Sept. 17, 2012 – Retail sales in August were up 0.9 percent, the strongest monthly increase since February, but the gain was driven almost entirely by auto sales and higher gas prices, noted NAFCU Staff Economist Curt Long.
The U.S. Census Bureau reported the data Friday. Gas stations led retail sales growth in August with a 5.5 percent increase, reflecting the fact that prices rose considerably during the month, Long said. Other retail sales contributors included motor vehicle and parts dealers (1.3 percent) and building material and garden supply stores (1 percent).

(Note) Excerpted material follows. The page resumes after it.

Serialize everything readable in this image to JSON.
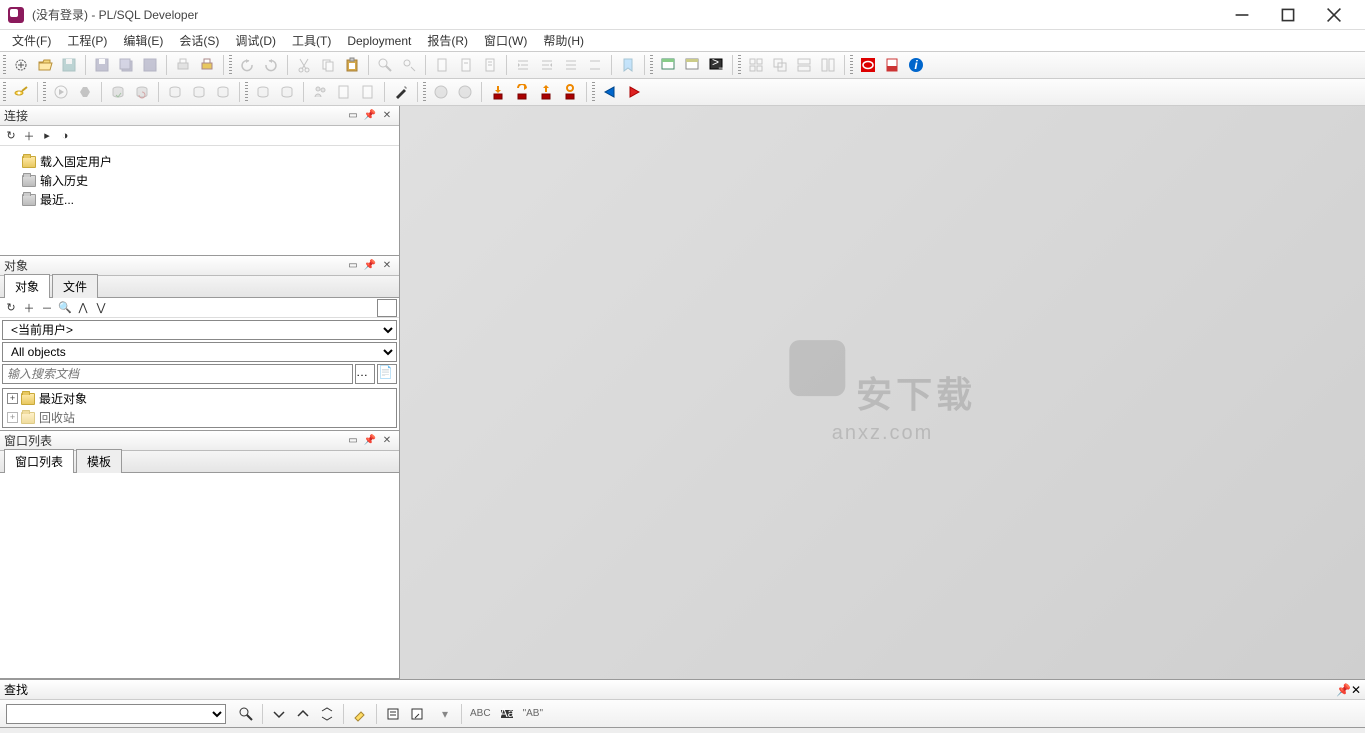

Sales were down most severely for electronics stores (-1.4 percent), general merchandise stores (-0.3 percent) and clothing and accessories stores (-0.1 percent). “If you exclude auto sales and gas stations, as seen in core sales, then retail sales in August only advanced 0.1 percent,” Long said.
The core sales number is particularly noteworthy, Long said, because it means core sales growth has now been at or below 0.1 percent in four of the past five months. Total retail sales excluding light vehicles increased 0.8 percent in August.
On a year-over-year basis, retail sales grew from 3.9 percent to 4.7 percent. Year-over-year core retail sales increased by 3.6 percent, while retail sales excluding motor vehicles rose 3.4 percent from a year ago.
Looking ahead, NAFCU expects consumer spending and retail sales growth to remain muted until the job market rebounds.
For more, view NAFCU’s Data Flash.